Our Tennessee natural heritage botanist Todd Crabtree, who’s headquartered in the Division of Natural Areas, sent an email with this subject line and a number of links to resources about Alfred Russell Wallace. Wallace was the co-architect of the theory of evolution by natural selection, but his name has been far eclipsed by that of Charles Darwin. Generosity of spirit is seldom, in my experience, a phrase that comes to mind when describing a great scientist. Mr. Wallace was indeed a generous, self-effacing scientist. Does that characteristic help explain why his name is all-but-forgotten?
This year marks the 100th anniversary of Wallace’s death, and several institutions are doing their best to see that his remarkable contribution receives the attention that it deserves. Here are the stories that Todd recommends from the Biodiversity Heritage Library blog, The Natural History Museum, London, and the latter’s library collections.

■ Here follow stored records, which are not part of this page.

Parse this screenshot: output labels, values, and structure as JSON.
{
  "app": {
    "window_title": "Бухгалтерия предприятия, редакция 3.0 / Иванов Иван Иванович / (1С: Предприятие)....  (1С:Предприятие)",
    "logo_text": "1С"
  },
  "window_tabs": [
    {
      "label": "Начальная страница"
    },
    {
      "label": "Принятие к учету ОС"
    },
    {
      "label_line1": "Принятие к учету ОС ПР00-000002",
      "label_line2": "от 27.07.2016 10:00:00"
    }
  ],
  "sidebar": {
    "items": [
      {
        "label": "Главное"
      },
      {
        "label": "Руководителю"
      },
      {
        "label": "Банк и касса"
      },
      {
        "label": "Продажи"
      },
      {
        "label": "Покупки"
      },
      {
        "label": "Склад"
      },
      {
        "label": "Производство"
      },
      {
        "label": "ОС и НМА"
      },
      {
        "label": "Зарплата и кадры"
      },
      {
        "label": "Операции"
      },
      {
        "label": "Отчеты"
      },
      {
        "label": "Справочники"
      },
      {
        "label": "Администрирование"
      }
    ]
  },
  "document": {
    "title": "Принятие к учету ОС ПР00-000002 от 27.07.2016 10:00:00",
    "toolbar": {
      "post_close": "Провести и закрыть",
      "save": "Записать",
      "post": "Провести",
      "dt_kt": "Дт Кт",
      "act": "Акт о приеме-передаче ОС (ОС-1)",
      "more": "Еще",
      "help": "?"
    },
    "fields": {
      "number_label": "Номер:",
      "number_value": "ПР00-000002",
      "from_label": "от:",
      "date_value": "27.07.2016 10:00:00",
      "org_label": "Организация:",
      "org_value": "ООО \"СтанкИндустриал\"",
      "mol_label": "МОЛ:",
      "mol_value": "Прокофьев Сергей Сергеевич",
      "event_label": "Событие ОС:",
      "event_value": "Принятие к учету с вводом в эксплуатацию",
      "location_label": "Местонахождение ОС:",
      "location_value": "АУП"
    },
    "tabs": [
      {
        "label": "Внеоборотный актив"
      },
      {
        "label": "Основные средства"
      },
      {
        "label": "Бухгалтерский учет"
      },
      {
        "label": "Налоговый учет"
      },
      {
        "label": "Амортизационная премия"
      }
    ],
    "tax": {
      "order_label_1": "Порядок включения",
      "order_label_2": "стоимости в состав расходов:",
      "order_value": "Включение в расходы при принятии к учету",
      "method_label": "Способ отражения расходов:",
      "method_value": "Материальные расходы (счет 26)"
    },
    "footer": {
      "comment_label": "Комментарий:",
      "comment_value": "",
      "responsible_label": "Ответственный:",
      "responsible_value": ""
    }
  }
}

The Biodiversity Heritage Library is self-described as “a consortium of natural history and botanical libraries that cooperate to digitize and make accessible the legacy literature of biodiversity held in their collections and to make that literature available for open access and responsible use as a part of a global ‘biodiversity commons.'” I’m bookmarking it today. Among its treasures that you can view is a slideshow of gorgeous botanical prints. You’ll see it as you scroll down through the post titled “Wallace, Darwin, and Evolution — the Real Story.”
Thanks, Todd, for this timely heads-up!